WINNER - Muru Award
Mother Scar Tree (2022)
Mother Scar Tree is an acknowledgment to the Dharug people who have held the knowledge on how to care this place for thousands of years. The female spirits are our ancestors they are hiding in plain sight. It is only when you stop to listen and watch that the spirits reveal themselves. They represent Aboriginal culture, effortlessly camouflaging and complementing the existing landscape, creating symbiotic relationships that has lasted for 100,000 years plus. The answers on how to care for the country have been ignored for 251 years and we are now at a deficit. It’s time to listen to culture and act before it’s too late.
About the Artist
Maddison Gibbs is a proud Barkindji woman, currently living on Gadigal Country in Sydney. Maddison’s artworks are based on her culture and surroundings, engaging with vital activism and culturally feminine intuitive visual poetics. She has studied at UTS and Eroa College. Maddie is a member of Boomalli Aboriginal Artists Co-operative and has exhibited in ‘No Show’ at Carriageworks; the Vivid Light Show; Sydney Fringe Festival; Hobiennale at Moonah Arts Centre Tasmania; and RANZCO Live Painting at the MCA. Maddison has been awarded the 2019 Australian Museum Young Indigenous Artist Fellowship; the Rotary Club of Sydney Soukup Animation Grant; the Bob Morgan International Scholarship and Winner of the Yapang Emerging art Prize, Lake Macquarie.
I would like to acknowledge country and the Dharug people of this land. I would like to acknowledge ancestors, past, present and emerging, who paved the way for us to continue culture and continues telling aboriginal stories today. My name is Madison Gibbs and I'm a Barkandji woman. The artwork created is called Mother Scar Tree and has a call to action for us all to listen.
The Aboriginal matriarchy has held the knowledge of this land and how to care for country for thousands of years and it is now time to stop, recognize, listen and act. I drew these spirit figures sitting in nature listening, listening to country, listening to the birds, listening to the water, the land, the sky, the sea, the people and what is on country now? Death, destruction. Mother Nature is angry, she's upset, she's sad.

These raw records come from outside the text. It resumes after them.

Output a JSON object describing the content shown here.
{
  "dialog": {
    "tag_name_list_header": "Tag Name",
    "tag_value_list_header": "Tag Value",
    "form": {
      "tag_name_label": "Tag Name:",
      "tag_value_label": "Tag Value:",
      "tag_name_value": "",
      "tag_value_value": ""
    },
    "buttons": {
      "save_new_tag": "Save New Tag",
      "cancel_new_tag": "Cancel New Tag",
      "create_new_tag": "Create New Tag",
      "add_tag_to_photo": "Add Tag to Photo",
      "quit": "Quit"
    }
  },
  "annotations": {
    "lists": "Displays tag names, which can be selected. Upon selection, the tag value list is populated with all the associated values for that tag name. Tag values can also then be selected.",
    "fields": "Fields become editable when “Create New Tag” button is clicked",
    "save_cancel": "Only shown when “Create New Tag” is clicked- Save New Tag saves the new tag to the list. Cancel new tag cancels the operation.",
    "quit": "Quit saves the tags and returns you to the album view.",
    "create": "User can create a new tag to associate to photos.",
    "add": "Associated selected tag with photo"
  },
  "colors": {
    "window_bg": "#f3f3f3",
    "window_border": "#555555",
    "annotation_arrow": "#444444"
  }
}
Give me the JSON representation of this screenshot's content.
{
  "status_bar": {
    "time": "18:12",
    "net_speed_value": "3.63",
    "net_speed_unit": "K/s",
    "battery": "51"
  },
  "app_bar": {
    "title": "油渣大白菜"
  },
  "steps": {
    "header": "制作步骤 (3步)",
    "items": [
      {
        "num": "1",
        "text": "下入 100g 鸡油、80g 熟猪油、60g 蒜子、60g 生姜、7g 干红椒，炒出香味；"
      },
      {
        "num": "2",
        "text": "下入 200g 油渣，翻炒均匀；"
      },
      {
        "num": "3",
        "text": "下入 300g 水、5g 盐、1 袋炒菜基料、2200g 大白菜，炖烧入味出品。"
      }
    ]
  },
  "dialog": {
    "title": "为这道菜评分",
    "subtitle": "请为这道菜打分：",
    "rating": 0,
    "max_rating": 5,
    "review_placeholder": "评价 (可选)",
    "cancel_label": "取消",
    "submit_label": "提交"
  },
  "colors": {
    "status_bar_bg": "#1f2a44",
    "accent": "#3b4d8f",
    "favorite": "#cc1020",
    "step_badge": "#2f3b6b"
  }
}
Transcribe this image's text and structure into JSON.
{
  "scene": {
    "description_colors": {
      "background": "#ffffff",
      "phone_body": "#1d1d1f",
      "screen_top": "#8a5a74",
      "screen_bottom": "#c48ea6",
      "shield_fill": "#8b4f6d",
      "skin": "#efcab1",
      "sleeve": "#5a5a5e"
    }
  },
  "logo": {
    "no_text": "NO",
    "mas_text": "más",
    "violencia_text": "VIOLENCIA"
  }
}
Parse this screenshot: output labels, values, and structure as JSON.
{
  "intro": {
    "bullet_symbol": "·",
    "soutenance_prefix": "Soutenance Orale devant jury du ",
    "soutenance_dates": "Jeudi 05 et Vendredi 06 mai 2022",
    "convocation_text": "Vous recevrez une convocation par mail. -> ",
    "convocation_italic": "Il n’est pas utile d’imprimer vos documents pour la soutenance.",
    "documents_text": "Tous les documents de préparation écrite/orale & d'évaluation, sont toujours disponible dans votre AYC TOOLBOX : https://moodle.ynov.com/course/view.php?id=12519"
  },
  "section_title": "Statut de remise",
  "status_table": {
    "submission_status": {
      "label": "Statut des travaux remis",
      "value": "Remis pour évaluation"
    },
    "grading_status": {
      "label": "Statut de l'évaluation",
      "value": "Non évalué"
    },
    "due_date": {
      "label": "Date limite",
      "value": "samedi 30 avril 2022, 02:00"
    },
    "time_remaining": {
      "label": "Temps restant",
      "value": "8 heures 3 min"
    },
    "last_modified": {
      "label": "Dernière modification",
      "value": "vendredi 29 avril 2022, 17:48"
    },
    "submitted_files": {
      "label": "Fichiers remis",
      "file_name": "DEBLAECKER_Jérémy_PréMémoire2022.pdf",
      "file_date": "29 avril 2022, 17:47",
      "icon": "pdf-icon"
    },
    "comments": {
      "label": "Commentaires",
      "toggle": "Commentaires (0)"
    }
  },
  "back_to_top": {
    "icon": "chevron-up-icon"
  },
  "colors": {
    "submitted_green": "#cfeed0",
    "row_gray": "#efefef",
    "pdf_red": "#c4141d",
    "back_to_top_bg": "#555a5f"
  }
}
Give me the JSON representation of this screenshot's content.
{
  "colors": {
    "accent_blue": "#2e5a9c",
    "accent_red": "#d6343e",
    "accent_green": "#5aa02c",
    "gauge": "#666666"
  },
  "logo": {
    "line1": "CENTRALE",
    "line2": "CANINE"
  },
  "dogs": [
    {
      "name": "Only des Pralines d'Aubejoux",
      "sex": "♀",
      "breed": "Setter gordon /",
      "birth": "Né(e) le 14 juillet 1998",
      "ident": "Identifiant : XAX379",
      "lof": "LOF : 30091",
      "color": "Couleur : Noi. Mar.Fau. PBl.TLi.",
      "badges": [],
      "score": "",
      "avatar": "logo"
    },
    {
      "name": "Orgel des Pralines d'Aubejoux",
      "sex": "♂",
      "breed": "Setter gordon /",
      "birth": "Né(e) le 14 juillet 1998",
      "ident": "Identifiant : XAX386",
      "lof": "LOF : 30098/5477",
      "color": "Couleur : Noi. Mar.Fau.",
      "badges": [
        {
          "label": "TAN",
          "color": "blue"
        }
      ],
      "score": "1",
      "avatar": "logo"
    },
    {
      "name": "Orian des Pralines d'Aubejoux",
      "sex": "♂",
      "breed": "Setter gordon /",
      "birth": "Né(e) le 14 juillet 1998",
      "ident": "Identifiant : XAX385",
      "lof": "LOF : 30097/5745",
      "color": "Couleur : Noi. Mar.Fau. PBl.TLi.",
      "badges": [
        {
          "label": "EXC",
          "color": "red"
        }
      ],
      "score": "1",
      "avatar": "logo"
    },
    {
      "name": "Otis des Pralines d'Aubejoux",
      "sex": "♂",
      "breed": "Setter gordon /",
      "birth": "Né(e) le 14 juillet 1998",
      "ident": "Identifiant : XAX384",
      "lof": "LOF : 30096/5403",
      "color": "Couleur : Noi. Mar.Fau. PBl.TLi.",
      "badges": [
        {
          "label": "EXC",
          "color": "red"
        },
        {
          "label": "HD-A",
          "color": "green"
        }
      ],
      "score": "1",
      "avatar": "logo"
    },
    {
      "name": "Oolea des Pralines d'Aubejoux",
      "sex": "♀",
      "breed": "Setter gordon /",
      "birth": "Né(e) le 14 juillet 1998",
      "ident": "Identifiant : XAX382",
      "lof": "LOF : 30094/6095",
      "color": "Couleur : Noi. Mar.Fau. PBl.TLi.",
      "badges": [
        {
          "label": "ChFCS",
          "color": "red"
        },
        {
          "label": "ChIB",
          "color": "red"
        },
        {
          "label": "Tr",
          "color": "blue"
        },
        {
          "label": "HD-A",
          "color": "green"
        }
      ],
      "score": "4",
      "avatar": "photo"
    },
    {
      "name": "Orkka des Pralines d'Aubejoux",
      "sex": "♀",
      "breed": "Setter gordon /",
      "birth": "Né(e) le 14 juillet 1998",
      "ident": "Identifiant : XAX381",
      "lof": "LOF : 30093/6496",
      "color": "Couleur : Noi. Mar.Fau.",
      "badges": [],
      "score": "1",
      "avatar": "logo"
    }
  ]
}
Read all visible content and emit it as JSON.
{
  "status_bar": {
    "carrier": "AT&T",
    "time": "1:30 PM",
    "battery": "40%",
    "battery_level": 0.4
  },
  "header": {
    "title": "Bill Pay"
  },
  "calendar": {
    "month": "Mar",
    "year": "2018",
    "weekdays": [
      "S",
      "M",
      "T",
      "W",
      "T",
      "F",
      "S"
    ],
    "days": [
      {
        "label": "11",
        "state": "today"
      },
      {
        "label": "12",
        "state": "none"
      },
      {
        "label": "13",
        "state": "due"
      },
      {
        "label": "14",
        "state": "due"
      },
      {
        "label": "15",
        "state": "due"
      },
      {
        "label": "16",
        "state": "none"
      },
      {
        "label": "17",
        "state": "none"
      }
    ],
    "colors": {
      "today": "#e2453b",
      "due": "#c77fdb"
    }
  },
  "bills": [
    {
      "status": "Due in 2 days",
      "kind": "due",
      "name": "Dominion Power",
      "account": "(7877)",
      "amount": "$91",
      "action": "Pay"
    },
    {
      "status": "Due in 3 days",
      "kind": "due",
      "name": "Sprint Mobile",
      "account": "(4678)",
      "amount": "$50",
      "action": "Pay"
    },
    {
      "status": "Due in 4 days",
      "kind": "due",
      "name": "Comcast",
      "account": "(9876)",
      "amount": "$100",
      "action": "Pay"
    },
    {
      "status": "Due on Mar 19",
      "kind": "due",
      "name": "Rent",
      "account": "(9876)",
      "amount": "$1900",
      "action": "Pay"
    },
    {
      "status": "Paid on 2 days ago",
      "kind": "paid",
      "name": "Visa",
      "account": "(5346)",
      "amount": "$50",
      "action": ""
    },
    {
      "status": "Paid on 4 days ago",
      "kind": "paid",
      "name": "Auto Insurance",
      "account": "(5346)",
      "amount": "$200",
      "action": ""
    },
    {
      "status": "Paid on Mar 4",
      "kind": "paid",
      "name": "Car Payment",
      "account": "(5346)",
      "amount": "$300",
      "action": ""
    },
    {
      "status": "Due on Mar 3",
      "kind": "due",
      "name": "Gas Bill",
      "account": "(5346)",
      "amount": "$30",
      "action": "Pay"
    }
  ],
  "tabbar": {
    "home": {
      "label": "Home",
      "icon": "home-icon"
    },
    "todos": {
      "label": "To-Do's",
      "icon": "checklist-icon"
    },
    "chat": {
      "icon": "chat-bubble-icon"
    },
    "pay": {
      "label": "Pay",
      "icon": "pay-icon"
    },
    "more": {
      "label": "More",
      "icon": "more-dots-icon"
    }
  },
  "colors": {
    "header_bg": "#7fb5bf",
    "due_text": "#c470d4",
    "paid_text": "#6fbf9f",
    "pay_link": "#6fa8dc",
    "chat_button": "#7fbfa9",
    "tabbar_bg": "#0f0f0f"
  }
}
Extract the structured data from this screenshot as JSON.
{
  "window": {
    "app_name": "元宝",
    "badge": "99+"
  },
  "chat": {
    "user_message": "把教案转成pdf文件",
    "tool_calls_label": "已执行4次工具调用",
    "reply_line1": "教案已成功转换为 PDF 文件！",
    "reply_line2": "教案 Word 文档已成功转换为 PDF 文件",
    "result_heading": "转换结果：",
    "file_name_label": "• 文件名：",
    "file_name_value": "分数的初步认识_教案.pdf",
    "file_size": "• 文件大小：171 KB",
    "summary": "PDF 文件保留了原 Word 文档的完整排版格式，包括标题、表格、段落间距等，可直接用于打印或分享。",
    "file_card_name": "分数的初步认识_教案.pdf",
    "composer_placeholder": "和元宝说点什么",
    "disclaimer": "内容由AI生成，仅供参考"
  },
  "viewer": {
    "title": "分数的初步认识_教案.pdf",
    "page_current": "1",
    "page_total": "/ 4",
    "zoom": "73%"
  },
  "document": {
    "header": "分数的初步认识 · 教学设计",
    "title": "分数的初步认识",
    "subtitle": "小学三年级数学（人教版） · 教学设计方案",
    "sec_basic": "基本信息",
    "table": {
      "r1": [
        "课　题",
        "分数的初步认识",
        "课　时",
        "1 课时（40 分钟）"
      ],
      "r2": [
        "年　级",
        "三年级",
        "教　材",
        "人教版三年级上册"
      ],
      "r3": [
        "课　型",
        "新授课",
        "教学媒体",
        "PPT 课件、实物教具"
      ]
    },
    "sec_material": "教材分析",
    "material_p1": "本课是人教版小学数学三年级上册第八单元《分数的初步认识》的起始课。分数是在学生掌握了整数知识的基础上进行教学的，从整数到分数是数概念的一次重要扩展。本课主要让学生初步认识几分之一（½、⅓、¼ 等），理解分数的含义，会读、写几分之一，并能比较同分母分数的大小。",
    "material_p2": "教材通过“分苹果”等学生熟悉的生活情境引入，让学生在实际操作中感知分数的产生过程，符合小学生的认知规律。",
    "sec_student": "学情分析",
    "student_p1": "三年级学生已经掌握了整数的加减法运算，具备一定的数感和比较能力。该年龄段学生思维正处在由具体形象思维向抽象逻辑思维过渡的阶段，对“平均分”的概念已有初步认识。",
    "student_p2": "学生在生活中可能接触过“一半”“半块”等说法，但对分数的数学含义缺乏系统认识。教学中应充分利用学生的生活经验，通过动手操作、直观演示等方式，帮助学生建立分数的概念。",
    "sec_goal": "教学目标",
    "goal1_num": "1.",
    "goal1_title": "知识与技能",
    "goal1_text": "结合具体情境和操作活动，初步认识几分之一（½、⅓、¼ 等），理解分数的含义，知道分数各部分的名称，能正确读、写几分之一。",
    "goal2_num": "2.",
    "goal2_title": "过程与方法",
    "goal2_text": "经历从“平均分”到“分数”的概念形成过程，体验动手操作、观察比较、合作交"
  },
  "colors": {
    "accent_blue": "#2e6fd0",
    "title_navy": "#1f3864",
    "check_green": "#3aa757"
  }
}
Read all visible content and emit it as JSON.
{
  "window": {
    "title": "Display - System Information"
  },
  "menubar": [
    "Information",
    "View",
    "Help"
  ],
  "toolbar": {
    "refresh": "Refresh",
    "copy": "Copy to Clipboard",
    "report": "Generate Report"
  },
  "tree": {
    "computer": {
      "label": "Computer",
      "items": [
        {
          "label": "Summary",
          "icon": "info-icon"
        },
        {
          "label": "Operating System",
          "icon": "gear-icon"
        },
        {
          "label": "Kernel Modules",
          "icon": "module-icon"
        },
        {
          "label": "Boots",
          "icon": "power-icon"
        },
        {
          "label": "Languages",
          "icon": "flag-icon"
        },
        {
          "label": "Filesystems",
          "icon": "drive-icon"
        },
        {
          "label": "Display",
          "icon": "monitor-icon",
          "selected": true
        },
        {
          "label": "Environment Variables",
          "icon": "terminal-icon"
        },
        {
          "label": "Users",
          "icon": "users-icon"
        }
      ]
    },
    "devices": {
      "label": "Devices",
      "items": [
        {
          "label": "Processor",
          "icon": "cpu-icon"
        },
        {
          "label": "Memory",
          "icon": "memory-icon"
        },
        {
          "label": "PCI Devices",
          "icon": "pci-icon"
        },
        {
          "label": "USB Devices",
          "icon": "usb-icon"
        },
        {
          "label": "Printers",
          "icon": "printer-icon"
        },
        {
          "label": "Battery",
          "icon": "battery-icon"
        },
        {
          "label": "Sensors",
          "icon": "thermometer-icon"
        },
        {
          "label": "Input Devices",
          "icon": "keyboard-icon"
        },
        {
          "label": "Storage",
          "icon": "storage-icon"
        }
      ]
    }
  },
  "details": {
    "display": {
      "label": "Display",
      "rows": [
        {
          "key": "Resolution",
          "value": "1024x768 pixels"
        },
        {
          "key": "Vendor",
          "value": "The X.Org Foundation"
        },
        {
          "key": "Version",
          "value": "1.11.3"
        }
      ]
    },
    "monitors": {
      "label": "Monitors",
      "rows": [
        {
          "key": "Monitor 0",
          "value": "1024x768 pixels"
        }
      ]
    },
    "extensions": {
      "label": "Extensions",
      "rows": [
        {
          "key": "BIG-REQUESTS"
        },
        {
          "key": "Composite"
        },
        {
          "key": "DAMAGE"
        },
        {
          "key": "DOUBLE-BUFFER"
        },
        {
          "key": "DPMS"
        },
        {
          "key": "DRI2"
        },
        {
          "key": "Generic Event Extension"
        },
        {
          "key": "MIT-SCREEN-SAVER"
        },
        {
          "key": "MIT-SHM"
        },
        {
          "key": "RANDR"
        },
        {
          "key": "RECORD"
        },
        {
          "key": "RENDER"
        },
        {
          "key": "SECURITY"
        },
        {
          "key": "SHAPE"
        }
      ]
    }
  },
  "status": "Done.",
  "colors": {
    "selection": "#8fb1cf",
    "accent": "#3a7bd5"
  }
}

We're not listening, we're not doing enough. I encourage everybody to sit down to think about their accountability, to think about how they contribute to the health of this country, to all of our health. The nature has the answers. It's time for us all to listen.